I sped back toward the storage closet. I felt vulnerable for the first time. Endorphins, adrenalin and dopamine surged through every fiber of my body. My legs a blur. The tiny voice in my head wailed inconsolably as I reached the top speed of the suit and my body. I moved so fast that I passed a Hensie guard and entered my pod before it could even react.
As I backed away and the decompression rocked the hallway, I fired 102 sticky mines into and surrounding the hole I had made and fired up my main engine on full to sling shot me past Kolara and back to Raj. At 90,000 km, I detonated them all which tore a hole the size of a small building into the side of the Braggard.
A half day later, I arrived back at the Wedge. The drugs and endorphins had worn off and my body convulsed as it tried desperately to heave the contents of my now permanently empty stomach. The blood vessels under my eyes and in my irises ruptured. I was weary and the tiny voice I had quelled previously was now the loudest. I had killed 9 by my own hands with barely any effort and untold more when I detonated the mines. All in less than 10 minutes.
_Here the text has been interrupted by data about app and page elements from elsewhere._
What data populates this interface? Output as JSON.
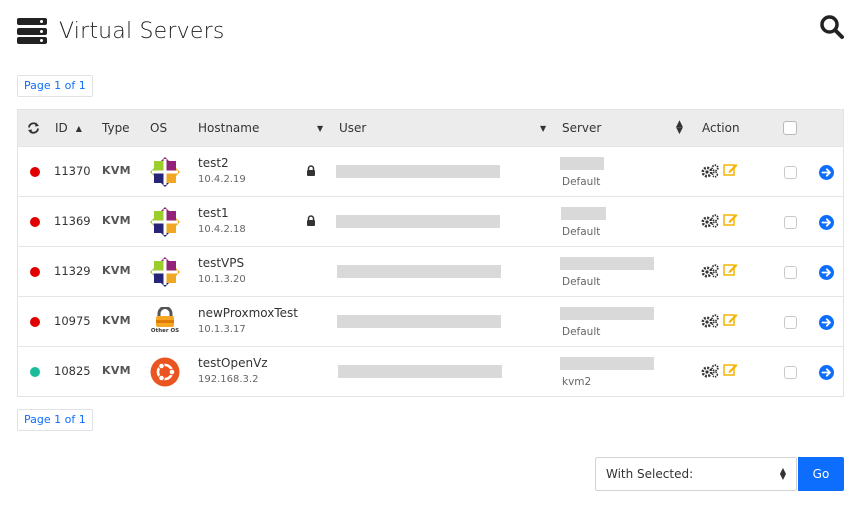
{
  "header": {
    "title": "Virtual Servers"
  },
  "pagination": {
    "top": "Page 1 of 1",
    "bottom": "Page 1 of 1"
  },
  "table": {
    "columns": {
      "refresh": "refresh-icon",
      "id": "ID",
      "type": "Type",
      "os": "OS",
      "hostname": "Hostname",
      "user": "User",
      "server": "Server",
      "action": "Action"
    },
    "rows": [
      {
        "status_color": "#e00000",
        "id": "11370",
        "type": "KVM",
        "os_icon": "centos-icon",
        "hostname": "test2",
        "ip": "10.4.2.19",
        "locked": true,
        "server": "Default"
      },
      {
        "status_color": "#e00000",
        "id": "11369",
        "type": "KVM",
        "os_icon": "centos-icon",
        "hostname": "test1",
        "ip": "10.4.2.18",
        "locked": true,
        "server": "Default"
      },
      {
        "status_color": "#e00000",
        "id": "11329",
        "type": "KVM",
        "os_icon": "centos-icon",
        "hostname": "testVPS",
        "ip": "10.1.3.20",
        "locked": false,
        "server": "Default"
      },
      {
        "status_color": "#e00000",
        "id": "10975",
        "type": "KVM",
        "os_icon": "other-os-icon",
        "os_label": "Other OS",
        "hostname": "newProxmoxTest",
        "ip": "10.1.3.17",
        "locked": false,
        "server": "Default"
      },
      {
        "status_color": "#1abc9c",
        "id": "10825",
        "type": "KVM",
        "os_icon": "ubuntu-icon",
        "hostname": "testOpenVz",
        "ip": "192.168.3.2",
        "locked": false,
        "server": "kvm2"
      }
    ]
  },
  "bulk_action": {
    "select_value": "With Selected:",
    "go_label": "Go"
  },
  "colors": {
    "accent": "#0d6efd",
    "edit": "#f5b400",
    "online": "#1abc9c",
    "offline": "#e00000"
  }
}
When I tumbled into the Wedge, Raj picked up my desiccated body, my helmet pulled back to expose my tear soaked face, my body heaved. Half day old dried blue gore stuck fast to the front and back of my suit. Raj helped me lay down on the floor of our little ship and just as he was about to speak, he paused and looked up, a gesture those of us who were connected understand as incoming data. Then he raced to his seat.
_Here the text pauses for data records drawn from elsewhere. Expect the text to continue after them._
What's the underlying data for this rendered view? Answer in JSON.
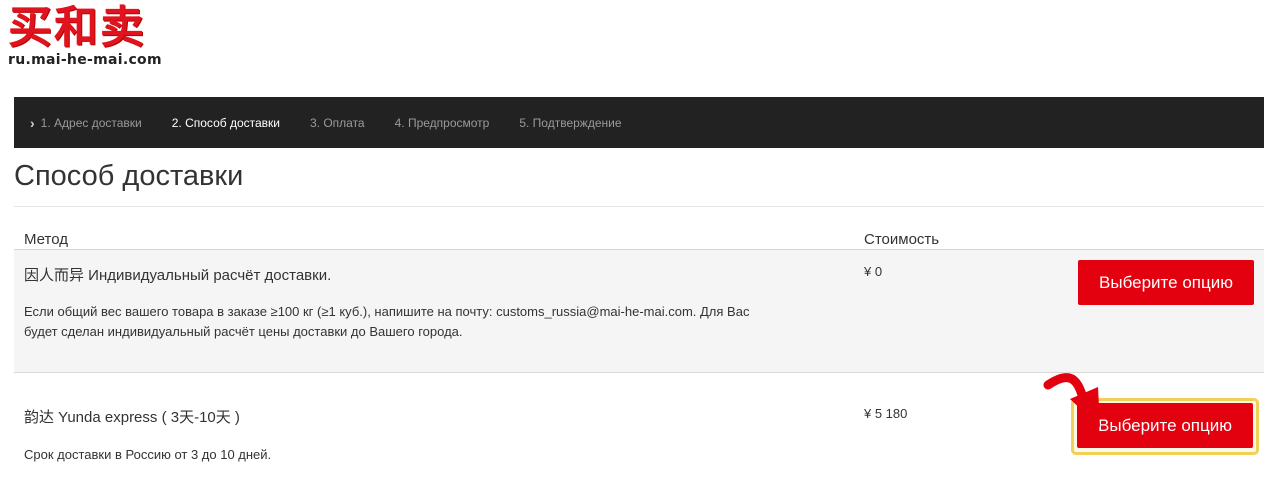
{
  "brand": {
    "logo_text": "买和卖",
    "site_url": "ru.mai-he-mai.com"
  },
  "checkout_steps": [
    {
      "label": "1. Адрес доставки",
      "state": "completed"
    },
    {
      "label": "2. Способ доставки",
      "state": "active"
    },
    {
      "label": "3. Оплата",
      "state": "pending"
    },
    {
      "label": "4. Предпросмотр",
      "state": "pending"
    },
    {
      "label": "5. Подтверждение",
      "state": "pending"
    }
  ],
  "page_title": "Способ доставки",
  "table": {
    "columns": [
      "Метод",
      "Стоимость"
    ],
    "rows": [
      {
        "method": "因人而异 Индивидуальный расчёт доставки.",
        "description_line1": "Если общий вес вашего товара в заказе ≥100 кг (≥1 куб.), напишите на почту: customs_russia@mai-he-mai.com. Для Вас",
        "description_line2": "будет сделан индивидуальный расчёт цены доставки до Вашего города.",
        "price": "¥ 0",
        "button_label": "Выберите опцию"
      },
      {
        "method": "韵达 Yunda express ( 3天-10天 )",
        "description_line1": "Срок доставки в Россию от 3 до 10 дней.",
        "price": "¥ 5 180",
        "button_label": "Выберите опцию",
        "highlighted": true
      }
    ]
  },
  "colors": {
    "brand_red": "#e0141f",
    "button_red": "#e3000f",
    "nav_bg": "#222222",
    "highlight_yellow": "#f2cf55"
  },
  "icons": [
    "chevron-right-icon",
    "pointer-arrow-icon"
  ]
}
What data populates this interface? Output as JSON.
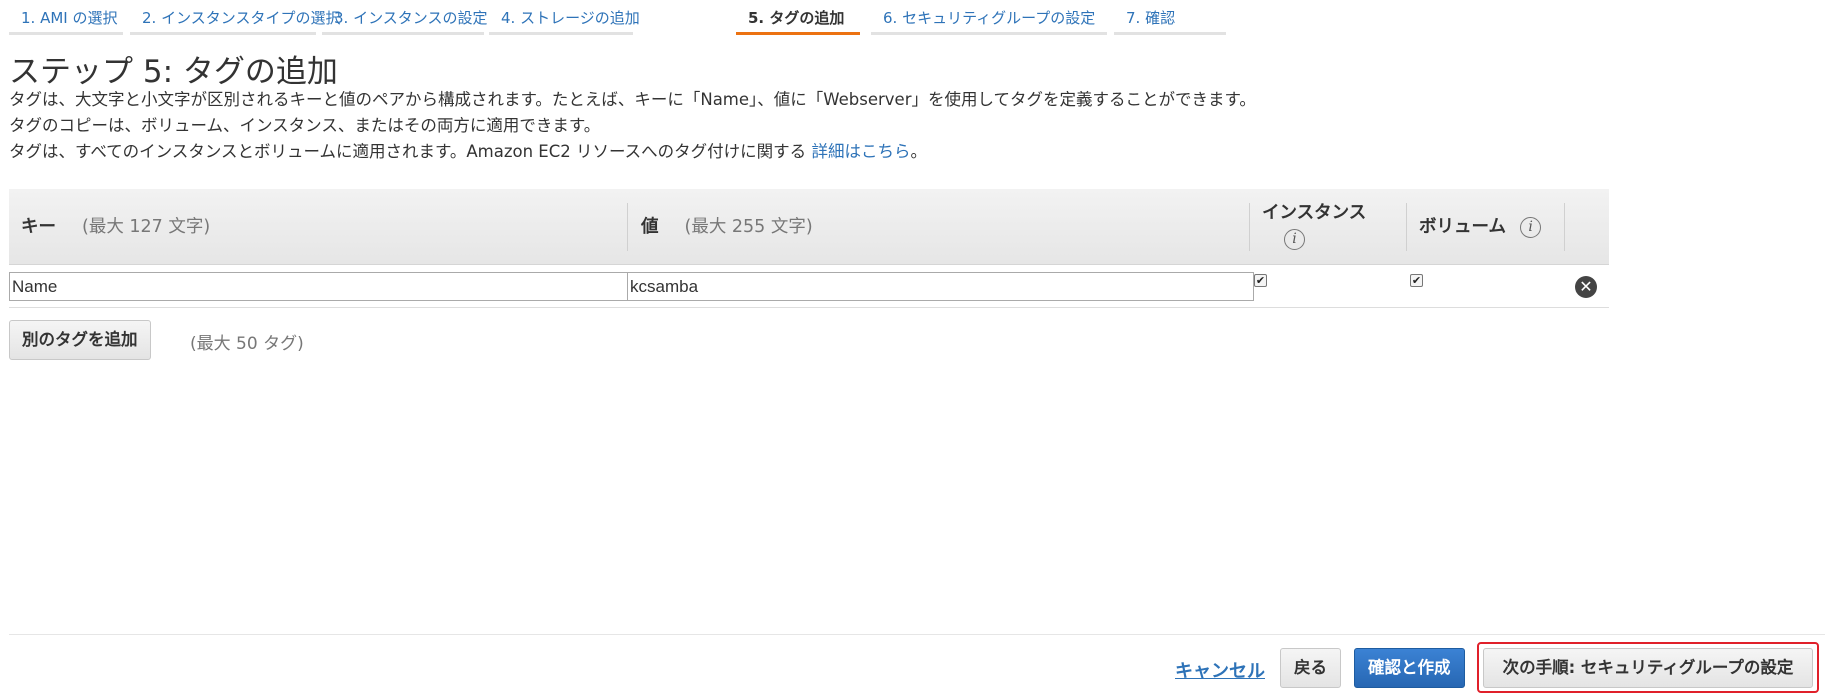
{
  "wizard": {
    "steps": [
      "1. AMI の選択",
      "2. インスタンスタイプの選択",
      "3. インスタンスの設定",
      "4. ストレージの追加",
      "5. タグの追加",
      "6. セキュリティグループの設定",
      "7. 確認"
    ],
    "active_step": 4
  },
  "page": {
    "title": "ステップ 5: タグの追加",
    "desc_line1": "タグは、大文字と小文字が区別されるキーと値のペアから構成されます。たとえば、キーに「Name」、値に「Webserver」を使用してタグを定義することができます。",
    "desc_line2": "タグのコピーは、ボリューム、インスタンス、またはその両方に適用できます。",
    "desc_line3": "タグは、すべてのインスタンスとボリュームに適用されます。Amazon EC2 リソースへのタグ付けに関する",
    "desc_link": "詳細はこちら",
    "desc_end": "。"
  },
  "table": {
    "headers": {
      "key": "キー",
      "key_hint": "(最大 127 文字)",
      "value": "値",
      "value_hint": "(最大 255 文字)",
      "instance": "インスタンス",
      "volume": "ボリューム"
    },
    "rows": [
      {
        "key": "Name",
        "value": "kcsamba",
        "instance": true,
        "volume": true
      }
    ]
  },
  "actions": {
    "add_tag": "別のタグを追加",
    "max_tags": "(最大 50 タグ)"
  },
  "footer": {
    "cancel": "キャンセル",
    "back": "戻る",
    "review_launch": "確認と作成",
    "next": "次の手順: セキュリティグループの設定"
  },
  "colors": {
    "link": "#2e73b8",
    "active_tab_underline": "#ec7211",
    "primary_button": "#2767b3",
    "highlight_border": "#e0202a"
  },
  "icons": {
    "info": "info-icon",
    "remove": "remove-tag-icon",
    "checked": "checkbox-checked-icon"
  }
}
“Hold on, Rick. We’ve got Hensie coming. I’m getting us out of here.”
I tried to reach out to hold onto the ship, but was too exhausted to move even a finger. My suit did the work and sent tendrils into the plating underneath me. I fell asleep as Raj jumped us home. Another 51 day trip. The coppery smell of Hensie blood overwhelmed my senses. In my dreams, I saw the face of the first Hensie I killed. Ugly and contorted with fear and distress. On replay, the Hensie said “The Ensari are back.” On replay, I wondered where the Ensari had gone.
Chapter 9 – Dissonance by Christopher Hazlett is licensed under a Creative Commons Attribution-NonCommercial-NoDerivatives 4.0 International License.
Based on a work at https://robotissmiling.com/2016/01/21/chapter-9-dissonance.